Data records for software interfaces
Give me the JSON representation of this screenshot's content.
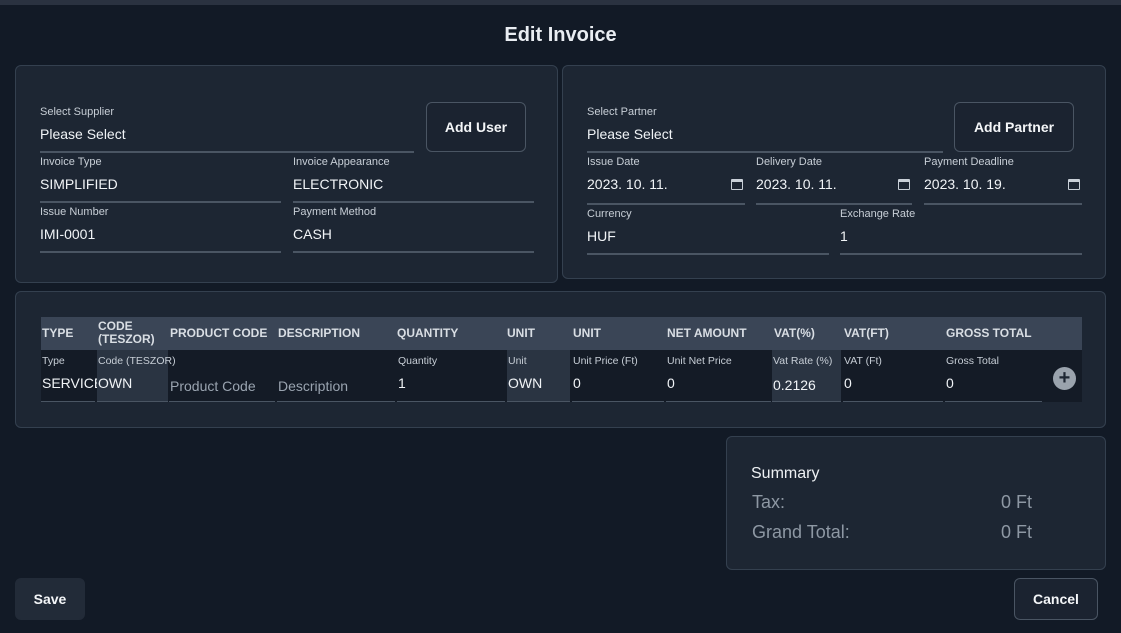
{
  "title": "Edit Invoice",
  "supplier": {
    "label": "Select Supplier",
    "value": "Please Select",
    "add_button": "Add User",
    "invoice_type_label": "Invoice Type",
    "invoice_type_value": "SIMPLIFIED",
    "invoice_appearance_label": "Invoice Appearance",
    "invoice_appearance_value": "ELECTRONIC",
    "issue_number_label": "Issue Number",
    "issue_number_value": "IMI-0001",
    "payment_method_label": "Payment Method",
    "payment_method_value": "CASH"
  },
  "partner": {
    "label": "Select Partner",
    "value": "Please Select",
    "add_button": "Add Partner",
    "issue_date_label": "Issue Date",
    "issue_date_value": "2023. 10. 11.",
    "delivery_date_label": "Delivery Date",
    "delivery_date_value": "2023. 10. 11.",
    "payment_deadline_label": "Payment Deadline",
    "payment_deadline_value": "2023. 10. 19.",
    "currency_label": "Currency",
    "currency_value": "HUF",
    "exchange_rate_label": "Exchange Rate",
    "exchange_rate_value": "1"
  },
  "table": {
    "headers": {
      "type": "TYPE",
      "code_1": "CODE",
      "code_2": "(TESZOR)",
      "product_code": "PRODUCT CODE",
      "description": "DESCRIPTION",
      "quantity": "QUANTITY",
      "unit": "UNIT",
      "unit_price": "UNIT",
      "net_amount": "NET AMOUNT",
      "vat_percent": "VAT(%)",
      "vat_ft": "VAT(FT)",
      "gross_total": "GROSS TOTAL"
    },
    "row": {
      "type_label": "Type",
      "type_value": "SERVICE",
      "code_label": "Code (TESZOR)",
      "code_value": "OWN",
      "product_code_placeholder": "Product Code",
      "description_placeholder": "Description",
      "quantity_label": "Quantity",
      "quantity_value": "1",
      "unit_label": "Unit",
      "unit_value": "OWN",
      "unit_price_label": "Unit Price (Ft)",
      "unit_price_value": "0",
      "unit_net_price_label": "Unit Net Price",
      "unit_net_price_value": "0",
      "vat_rate_label": "Vat Rate (%)",
      "vat_rate_value": "0.2126",
      "vat_ft_label": "VAT (Ft)",
      "vat_ft_value": "0",
      "gross_total_label": "Gross Total",
      "gross_total_value": "0",
      "add_icon": "+"
    }
  },
  "summary": {
    "title": "Summary",
    "tax_label": "Tax:",
    "tax_value": "0 Ft",
    "grand_total_label": "Grand Total:",
    "grand_total_value": "0 Ft"
  },
  "actions": {
    "save": "Save",
    "cancel": "Cancel"
  },
  "colors": {
    "background": "#121a26",
    "card": "#1d2633",
    "table_header": "#3a4556"
  }
}
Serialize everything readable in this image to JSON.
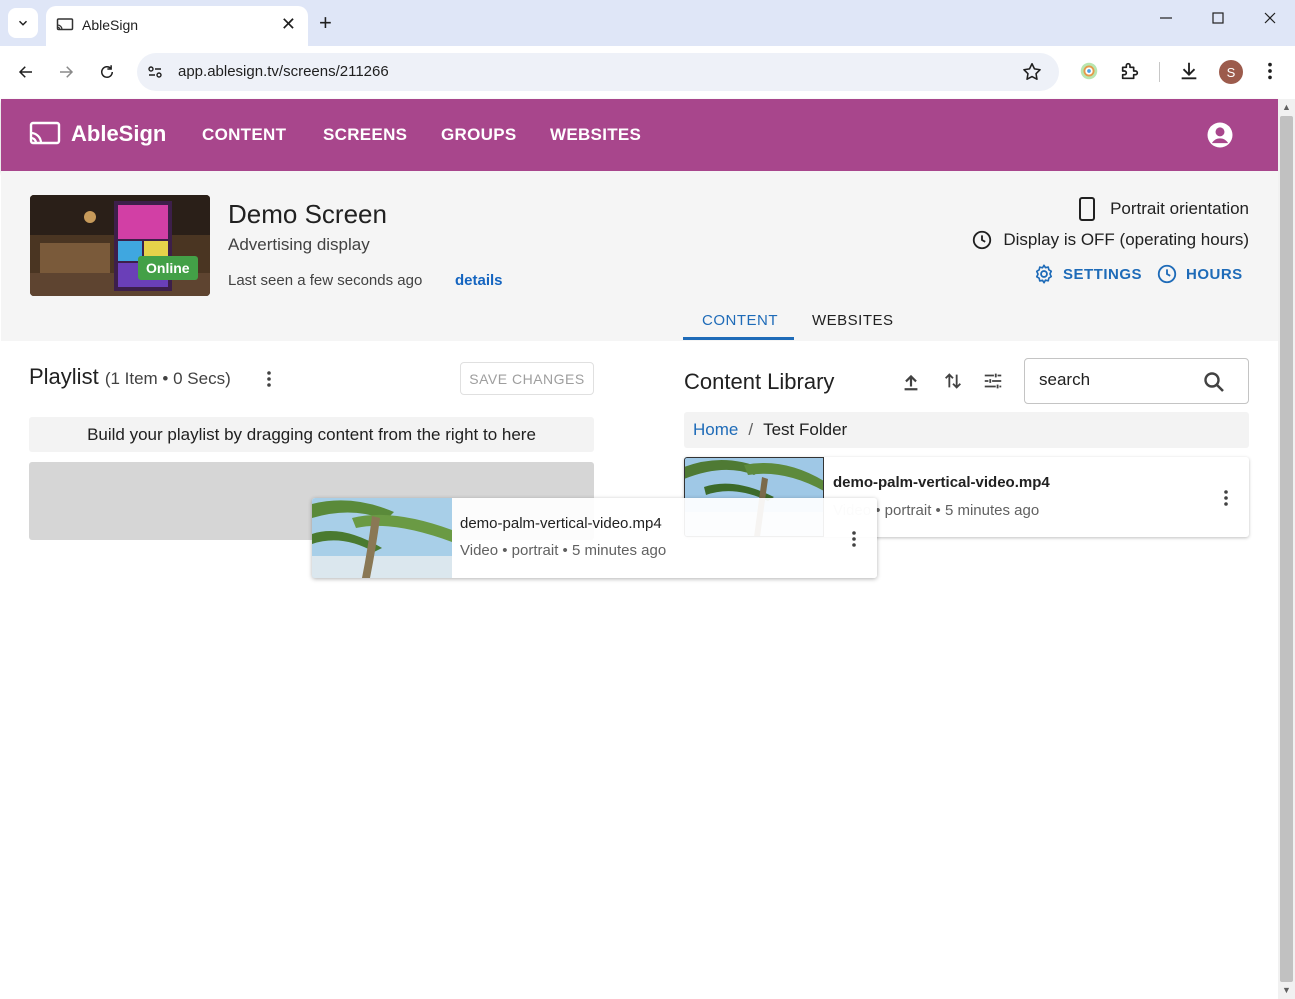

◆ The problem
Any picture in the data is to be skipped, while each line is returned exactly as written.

◆ Answer section
Give me the JSON representation of this screenshot's content.
{
  "title": "Edit Invoice",
  "supplier": {
    "label": "Select Supplier",
    "value": "Please Select",
    "add_button": "Add User",
    "invoice_type_label": "Invoice Type",
    "invoice_type_value": "SIMPLIFIED",
    "invoice_appearance_label": "Invoice Appearance",
    "invoice_appearance_value": "ELECTRONIC",
    "issue_number_label": "Issue Number",
    "issue_number_value": "IMI-0001",
    "payment_method_label": "Payment Method",
    "payment_method_value": "CASH"
  },
  "partner": {
    "label": "Select Partner",
    "value": "Please Select",
    "add_button": "Add Partner",
    "issue_date_label": "Issue Date",
    "issue_date_value": "2023. 10. 11.",
    "delivery_date_label": "Delivery Date",
    "delivery_date_value": "2023. 10. 11.",
    "payment_deadline_label": "Payment Deadline",
    "payment_deadline_value": "2023. 10. 19.",
    "currency_label": "Currency",
    "currency_value": "HUF",
    "exchange_rate_label": "Exchange Rate",
    "exchange_rate_value": "1"
  },
  "table": {
    "headers": {
      "type": "TYPE",
      "code_1": "CODE",
      "code_2": "(TESZOR)",
      "product_code": "PRODUCT CODE",
      "description": "DESCRIPTION",
      "quantity": "QUANTITY",
      "unit": "UNIT",
      "unit_price": "UNIT",
      "net_amount": "NET AMOUNT",
      "vat_percent": "VAT(%)",
      "vat_ft": "VAT(FT)",
      "gross_total": "GROSS TOTAL"
    },
    "row": {
      "type_label": "Type",
      "type_value": "SERVICE",
      "code_label": "Code (TESZOR)",
      "code_value": "OWN",
      "product_code_placeholder": "Product Code",
      "description_placeholder": "Description",
      "quantity_label": "Quantity",
      "quantity_value": "1",
      "unit_label": "Unit",
      "unit_value": "OWN",
      "unit_price_label": "Unit Price (Ft)",
      "unit_price_value": "0",
      "unit_net_price_label": "Unit Net Price",
      "unit_net_price_value": "0",
      "vat_rate_label": "Vat Rate (%)",
      "vat_rate_value": "0.2126",
      "vat_ft_label": "VAT (Ft)",
      "vat_ft_value": "0",
      "gross_total_label": "Gross Total",
      "gross_total_value": "0",
      "add_icon": "+"
    }
  },
  "summary": {
    "title": "Summary",
    "tax_label": "Tax:",
    "tax_value": "0 Ft",
    "grand_total_label": "Grand Total:",
    "grand_total_value": "0 Ft"
  },
  "actions": {
    "save": "Save",
    "cancel": "Cancel"
  },
  "colors": {
    "background": "#121a26",
    "card": "#1d2633",
    "table_header": "#3a4556"
  }
}
Serialize everything readable in this image to JSON.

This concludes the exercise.